Data about app and page elements
- - - -
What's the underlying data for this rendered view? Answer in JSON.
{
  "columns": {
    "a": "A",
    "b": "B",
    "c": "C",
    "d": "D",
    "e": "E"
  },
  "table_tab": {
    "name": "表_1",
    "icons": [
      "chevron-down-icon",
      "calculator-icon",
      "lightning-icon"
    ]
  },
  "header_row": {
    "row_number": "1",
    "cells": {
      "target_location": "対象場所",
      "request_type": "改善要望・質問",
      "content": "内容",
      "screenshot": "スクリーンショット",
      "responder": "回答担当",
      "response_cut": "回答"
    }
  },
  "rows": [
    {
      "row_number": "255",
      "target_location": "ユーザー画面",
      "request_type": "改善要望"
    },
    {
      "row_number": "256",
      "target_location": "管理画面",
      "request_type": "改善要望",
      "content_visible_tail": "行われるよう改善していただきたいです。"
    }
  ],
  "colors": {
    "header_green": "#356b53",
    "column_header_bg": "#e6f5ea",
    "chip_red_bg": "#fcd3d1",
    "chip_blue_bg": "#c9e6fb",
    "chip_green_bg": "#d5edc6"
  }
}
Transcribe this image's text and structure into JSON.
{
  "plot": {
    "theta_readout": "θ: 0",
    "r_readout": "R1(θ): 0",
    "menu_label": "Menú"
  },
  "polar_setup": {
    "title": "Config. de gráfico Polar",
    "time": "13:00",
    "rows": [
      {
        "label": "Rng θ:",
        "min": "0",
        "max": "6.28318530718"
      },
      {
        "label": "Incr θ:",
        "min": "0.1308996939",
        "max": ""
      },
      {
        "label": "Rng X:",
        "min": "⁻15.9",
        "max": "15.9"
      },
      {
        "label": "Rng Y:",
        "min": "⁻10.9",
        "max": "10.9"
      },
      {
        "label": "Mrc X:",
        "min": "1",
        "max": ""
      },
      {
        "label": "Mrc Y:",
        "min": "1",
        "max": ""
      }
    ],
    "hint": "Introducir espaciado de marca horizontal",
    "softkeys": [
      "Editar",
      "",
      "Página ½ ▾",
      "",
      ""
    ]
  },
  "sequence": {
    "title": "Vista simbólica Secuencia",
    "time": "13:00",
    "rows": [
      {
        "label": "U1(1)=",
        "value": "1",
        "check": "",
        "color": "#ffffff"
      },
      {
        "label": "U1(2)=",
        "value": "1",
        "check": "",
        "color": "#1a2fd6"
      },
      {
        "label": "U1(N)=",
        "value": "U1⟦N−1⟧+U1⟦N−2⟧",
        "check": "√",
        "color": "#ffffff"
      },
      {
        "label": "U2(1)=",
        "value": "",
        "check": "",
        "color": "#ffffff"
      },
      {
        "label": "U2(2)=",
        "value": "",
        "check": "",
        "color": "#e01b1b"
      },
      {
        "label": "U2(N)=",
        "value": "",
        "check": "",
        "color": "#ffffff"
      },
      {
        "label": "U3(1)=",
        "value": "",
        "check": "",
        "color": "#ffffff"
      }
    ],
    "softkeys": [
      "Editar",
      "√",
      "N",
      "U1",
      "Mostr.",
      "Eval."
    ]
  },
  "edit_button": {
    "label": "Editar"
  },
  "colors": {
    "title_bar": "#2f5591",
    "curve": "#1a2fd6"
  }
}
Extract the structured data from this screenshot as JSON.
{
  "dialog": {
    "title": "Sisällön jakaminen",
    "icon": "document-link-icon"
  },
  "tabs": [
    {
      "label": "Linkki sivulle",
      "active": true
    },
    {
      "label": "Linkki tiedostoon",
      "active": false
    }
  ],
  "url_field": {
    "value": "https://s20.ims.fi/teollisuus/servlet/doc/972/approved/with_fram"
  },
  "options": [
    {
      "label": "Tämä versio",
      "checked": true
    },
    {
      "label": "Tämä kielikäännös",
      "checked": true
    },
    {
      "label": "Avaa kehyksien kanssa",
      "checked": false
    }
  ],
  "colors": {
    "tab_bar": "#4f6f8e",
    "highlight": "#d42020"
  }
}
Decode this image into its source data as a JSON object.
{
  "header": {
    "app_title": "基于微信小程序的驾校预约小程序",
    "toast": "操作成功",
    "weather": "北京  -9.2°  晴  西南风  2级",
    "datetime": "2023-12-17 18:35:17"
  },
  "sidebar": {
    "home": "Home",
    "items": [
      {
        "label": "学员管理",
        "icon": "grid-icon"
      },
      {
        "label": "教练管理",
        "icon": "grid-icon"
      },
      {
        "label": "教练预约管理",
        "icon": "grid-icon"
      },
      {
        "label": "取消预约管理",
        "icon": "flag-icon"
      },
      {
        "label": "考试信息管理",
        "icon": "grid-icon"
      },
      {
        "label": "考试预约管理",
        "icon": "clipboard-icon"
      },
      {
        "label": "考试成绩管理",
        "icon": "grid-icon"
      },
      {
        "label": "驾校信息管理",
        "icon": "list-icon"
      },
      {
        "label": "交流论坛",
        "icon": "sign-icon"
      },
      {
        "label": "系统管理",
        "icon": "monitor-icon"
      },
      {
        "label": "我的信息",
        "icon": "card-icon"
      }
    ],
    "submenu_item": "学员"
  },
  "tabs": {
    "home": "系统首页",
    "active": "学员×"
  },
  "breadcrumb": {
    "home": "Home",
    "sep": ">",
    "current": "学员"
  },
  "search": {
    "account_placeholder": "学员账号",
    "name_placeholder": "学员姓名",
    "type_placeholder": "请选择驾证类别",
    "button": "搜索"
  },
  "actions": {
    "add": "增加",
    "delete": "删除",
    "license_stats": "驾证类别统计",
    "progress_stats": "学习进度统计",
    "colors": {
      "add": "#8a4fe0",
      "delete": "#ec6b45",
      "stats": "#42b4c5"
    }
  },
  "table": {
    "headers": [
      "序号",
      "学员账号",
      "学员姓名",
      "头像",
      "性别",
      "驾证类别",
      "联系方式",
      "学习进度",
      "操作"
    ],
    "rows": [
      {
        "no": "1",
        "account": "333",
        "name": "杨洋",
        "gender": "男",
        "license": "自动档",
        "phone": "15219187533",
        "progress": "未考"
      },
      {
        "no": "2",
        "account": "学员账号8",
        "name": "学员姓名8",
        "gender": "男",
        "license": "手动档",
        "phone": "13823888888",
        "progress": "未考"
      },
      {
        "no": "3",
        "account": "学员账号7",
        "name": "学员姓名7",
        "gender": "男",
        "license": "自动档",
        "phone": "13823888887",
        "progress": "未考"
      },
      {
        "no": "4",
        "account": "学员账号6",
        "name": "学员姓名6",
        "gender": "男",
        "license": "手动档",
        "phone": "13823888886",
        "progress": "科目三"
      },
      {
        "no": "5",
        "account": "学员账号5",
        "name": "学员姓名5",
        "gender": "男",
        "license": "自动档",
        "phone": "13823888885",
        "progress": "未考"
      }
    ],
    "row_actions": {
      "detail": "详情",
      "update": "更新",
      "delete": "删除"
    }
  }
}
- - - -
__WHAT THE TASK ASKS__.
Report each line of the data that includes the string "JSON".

__SOLUTION FOR THIS PROBLEM__.
What's the underlying data for this rendered view? Answer in JSON.
Transcribe this image's text and structure into JSON.
Extract the structured data from this screenshot as JSON.
Decode this image into its source data as a JSON object.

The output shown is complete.